[Task details]
Restate, in full and unchanged, the entries that follow, but not their pictures.

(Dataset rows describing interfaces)
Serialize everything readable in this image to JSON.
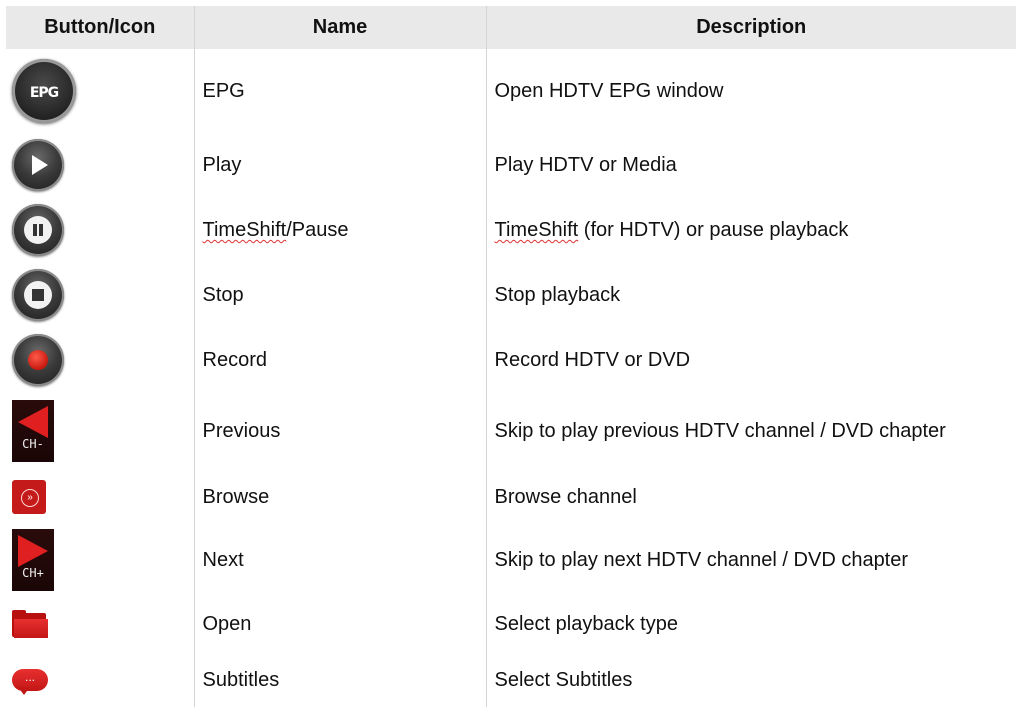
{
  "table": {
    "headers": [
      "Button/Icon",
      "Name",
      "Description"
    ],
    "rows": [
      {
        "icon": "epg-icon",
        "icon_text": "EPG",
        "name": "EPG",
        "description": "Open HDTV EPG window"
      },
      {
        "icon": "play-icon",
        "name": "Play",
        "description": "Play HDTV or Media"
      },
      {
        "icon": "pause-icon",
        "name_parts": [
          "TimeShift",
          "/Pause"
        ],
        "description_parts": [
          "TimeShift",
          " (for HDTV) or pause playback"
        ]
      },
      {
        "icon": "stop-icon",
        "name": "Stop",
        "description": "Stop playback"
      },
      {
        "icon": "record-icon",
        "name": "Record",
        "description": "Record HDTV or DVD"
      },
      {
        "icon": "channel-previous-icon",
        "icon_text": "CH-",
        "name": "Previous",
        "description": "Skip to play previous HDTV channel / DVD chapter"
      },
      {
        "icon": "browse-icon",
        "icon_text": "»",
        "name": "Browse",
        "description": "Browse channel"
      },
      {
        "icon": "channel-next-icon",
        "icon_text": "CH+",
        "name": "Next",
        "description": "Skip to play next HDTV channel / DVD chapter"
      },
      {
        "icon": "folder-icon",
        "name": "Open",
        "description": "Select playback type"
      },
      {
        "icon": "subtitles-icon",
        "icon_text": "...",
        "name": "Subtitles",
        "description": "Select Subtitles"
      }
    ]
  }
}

[Solution for this task]
Serialize everything readable in this image to JSON.
{
  "table": {
    "headers": [
      "Button/Icon",
      "Name",
      "Description"
    ],
    "rows": [
      {
        "icon": "epg-icon",
        "icon_text": "EPG",
        "name": "EPG",
        "description": "Open HDTV EPG window"
      },
      {
        "icon": "play-icon",
        "name": "Play",
        "description": "Play HDTV or Media"
      },
      {
        "icon": "pause-icon",
        "name_parts": [
          "TimeShift",
          "/Pause"
        ],
        "description_parts": [
          "TimeShift",
          " (for HDTV) or pause playback"
        ]
      },
      {
        "icon": "stop-icon",
        "name": "Stop",
        "description": "Stop playback"
      },
      {
        "icon": "record-icon",
        "name": "Record",
        "description": "Record HDTV or DVD"
      },
      {
        "icon": "channel-previous-icon",
        "icon_text": "CH-",
        "name": "Previous",
        "description": "Skip to play previous HDTV channel / DVD chapter"
      },
      {
        "icon": "browse-icon",
        "icon_text": "»",
        "name": "Browse",
        "description": "Browse channel"
      },
      {
        "icon": "channel-next-icon",
        "icon_text": "CH+",
        "name": "Next",
        "description": "Skip to play next HDTV channel / DVD chapter"
      },
      {
        "icon": "folder-icon",
        "name": "Open",
        "description": "Select playback type"
      },
      {
        "icon": "subtitles-icon",
        "icon_text": "...",
        "name": "Subtitles",
        "description": "Select Subtitles"
      }
    ]
  }
}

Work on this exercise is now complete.